The Value Of Wine Goes Beyond Dollars

This exotic Greek white is dry but not acidic PHOTO FROM ROBERTO VIERNES

This exotic Greek white is dry but not acidic PHOTO FROM ROBERTO VIERNES

As a wine writer, I struggle with these questions on a weekly basis: What is a wine’s worth? How do we measure the value of a wine? What does value mean to each of us?

I try to find the best values to share with each and every one of you who reads this column. And yet the value of wine can be measured beyond point ratings and dollars. There is something in wine that can make the simple sublime.

Before you go on thinking that this is going to be an existential dissertation on the value of wine, let me stop. Wine easily can be measured in dollars. Every wine’s worth is equal to what the market will pay for it. This is true for a $3 bottle of wine or a collectable bottle that sells for $3,000. Market forces, including supply and demand, determine the price of a wine. Believe me, every winery would love to sell its wines for more money, but if the wine it makes does not meet up to the standard of the price it is charging for it, it will not be able to sell it. That includes a $3 bottle of wine that tastes like garbage. Chances are wine buyers and consumers alike will not buy it — even at that price — because it does not represent $3 worth of wine.

You may ask, conversely, how can a bottle of wine be worth more than a car or a month’s mortgage? Can a bottle of wine taste that good?

Again, supply and demand come into play. Those collectibles are in miniscule quantity and even less availability. Those with the means and appreciation (aka desire) to buy those types of wine perceive that much value in that bottle.

I believe that great value can be found at every price point in today’s wine world. Just look at my Christmas edition of Vino Sense and you will find a whole list of wines at different price points that are worth every penny. I especially love sharing finds that over-deliver for the price tag. But there is more to the value of wine than just the pennies.
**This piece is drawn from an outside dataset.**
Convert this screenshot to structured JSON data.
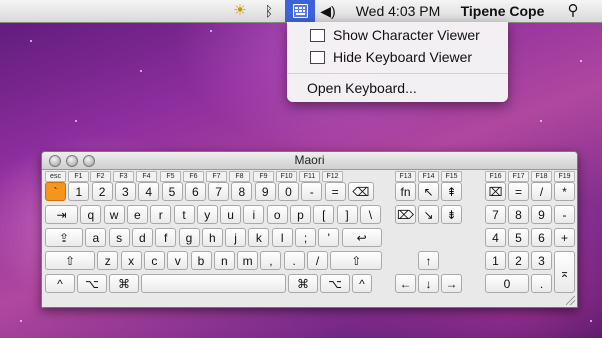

I try my best to point out wines that have a sense of place — that sense of uniqueness that the wine can only come from that specific place on earth — the confluence of place, grape, technique and character that make it special. This is what elevates wine above other beverages and adds another layer of value. It gives it a sense of time, and history, even. This also is what separates everyday wines from extraordinary ones, everyday-priced wines to collectibles.

I also would point to the social aspect and value of wine. Let me count the number of friends I have made from sharing a bottle of wine … we might be here a while. How many of my friends do I see only around great bottles of wine? That list is probably just as long. It is said that wine is the best social lubricant on earth. A fellow master sommelier defined it as “the ultimate attitude adjuster.” It makes us happy; we see situations in a different light. Wine also is an extension of the plate. (Thank you, Steve Clifton.) Its connection to food is inseparable, and with it comes the myriad of combinations that we enjoy (some more than others). In this case, the price of the wine becomes secondary, as an inexpensive wine may be a better pair than the more expensive one.

Value in wine can be derived from things above and beyond dollars and cents. This year, I hope to find more of this kind of value in wine along with all the flavor and excitement it brings. And I hope that you share it, too.

Recommendations: 2012 Domaine Skouras Moscofilero ($15) This exotic Greek white has a scintillating aroma of mountain apples, tea rose, flowers and honey with just as complex flavors on the palate. It is dry but not acidic. It has a similar weight to Sauvignon Blanc and goes with much the same types of food. It is GREAT with seafood, salads and goat cheeses. You can find it at Fujioka’s Wine Times. 2013 Crossed Wing Pinot Noir ($32) This is new project by Steve Clifton and Greg Brewer of Brewer-Clifton fame, Jake Shimabukuro (the virtuoso ukulele artist) and Takahide Sugimoto of Japan. The wine is even bolder and richer in style. It shows perfectly ripe, almost candied fruit with a really sexy texture. The oak treatment is light-handed, with just the right kiss of vanilla. This is really impressive in flavor and intensity. It is a lovely match with any pork roast or pork chops.

Roberto Viernes is a master sommelier.
Twitter: @Pinotpusher